[Task goal]
Return every line of the records below verbatim, with no pictures in the copy.
[[ Dataset excerpts, beginning ]]
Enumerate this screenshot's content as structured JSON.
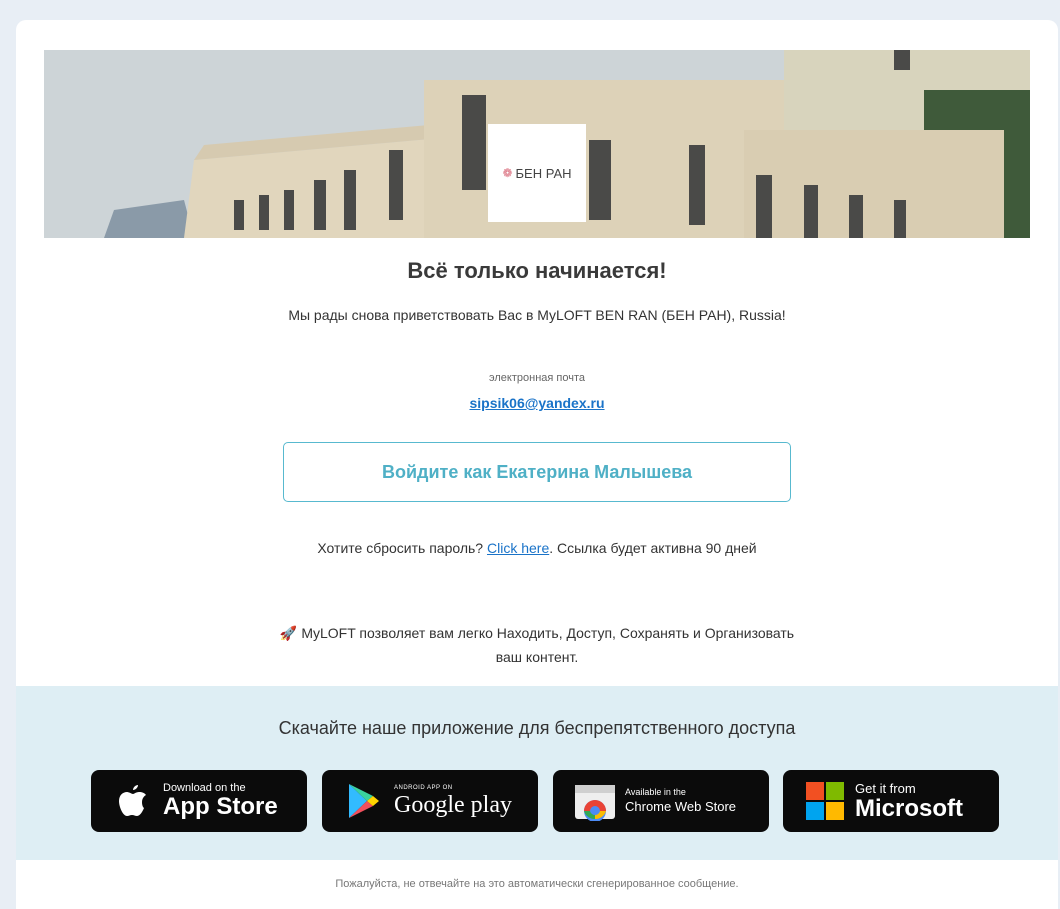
{
  "logo": {
    "text": "БЕН РАН"
  },
  "heading": "Всё только начинается!",
  "welcome": "Мы рады снова приветствовать Вас в MyLOFT BEN RAN (БЕН РАН), Russia!",
  "email": {
    "label": "электронная почта",
    "address": "sipsik06@yandex.ru"
  },
  "login_button": "Войдите как Екатерина Малышева",
  "reset": {
    "before": "Хотите сбросить пароль? ",
    "link": "Click here",
    "after": ". Ссылка будет активна 90 дней"
  },
  "features": "MyLOFT позволяет вам легко Находить, Доступ, Сохранять и Организовать ваш контент.",
  "apps": {
    "title": "Скачайте наше приложение для беспрепятственного доступа",
    "app_store": {
      "small": "Download on the",
      "big": "App Store"
    },
    "google_play": {
      "small": "ANDROID APP ON",
      "big": "Google play"
    },
    "chrome": {
      "small": "Available in the",
      "big": "Chrome Web Store"
    },
    "microsoft": {
      "small": "Get it from",
      "big": "Microsoft"
    }
  },
  "footer": "Пожалуйста, не отвечайте на это автоматически сгенерированное сообщение."
}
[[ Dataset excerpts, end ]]
[Written solution]
Enumerate this screenshot's content as structured JSON.
{
  "logo": {
    "text": "БЕН РАН"
  },
  "heading": "Всё только начинается!",
  "welcome": "Мы рады снова приветствовать Вас в MyLOFT BEN RAN (БЕН РАН), Russia!",
  "email": {
    "label": "электронная почта",
    "address": "sipsik06@yandex.ru"
  },
  "login_button": "Войдите как Екатерина Малышева",
  "reset": {
    "before": "Хотите сбросить пароль? ",
    "link": "Click here",
    "after": ". Ссылка будет активна 90 дней"
  },
  "features": "MyLOFT позволяет вам легко Находить, Доступ, Сохранять и Организовать ваш контент.",
  "apps": {
    "title": "Скачайте наше приложение для беспрепятственного доступа",
    "app_store": {
      "small": "Download on the",
      "big": "App Store"
    },
    "google_play": {
      "small": "ANDROID APP ON",
      "big": "Google play"
    },
    "chrome": {
      "small": "Available in the",
      "big": "Chrome Web Store"
    },
    "microsoft": {
      "small": "Get it from",
      "big": "Microsoft"
    }
  },
  "footer": "Пожалуйста, не отвечайте на это автоматически сгенерированное сообщение."
}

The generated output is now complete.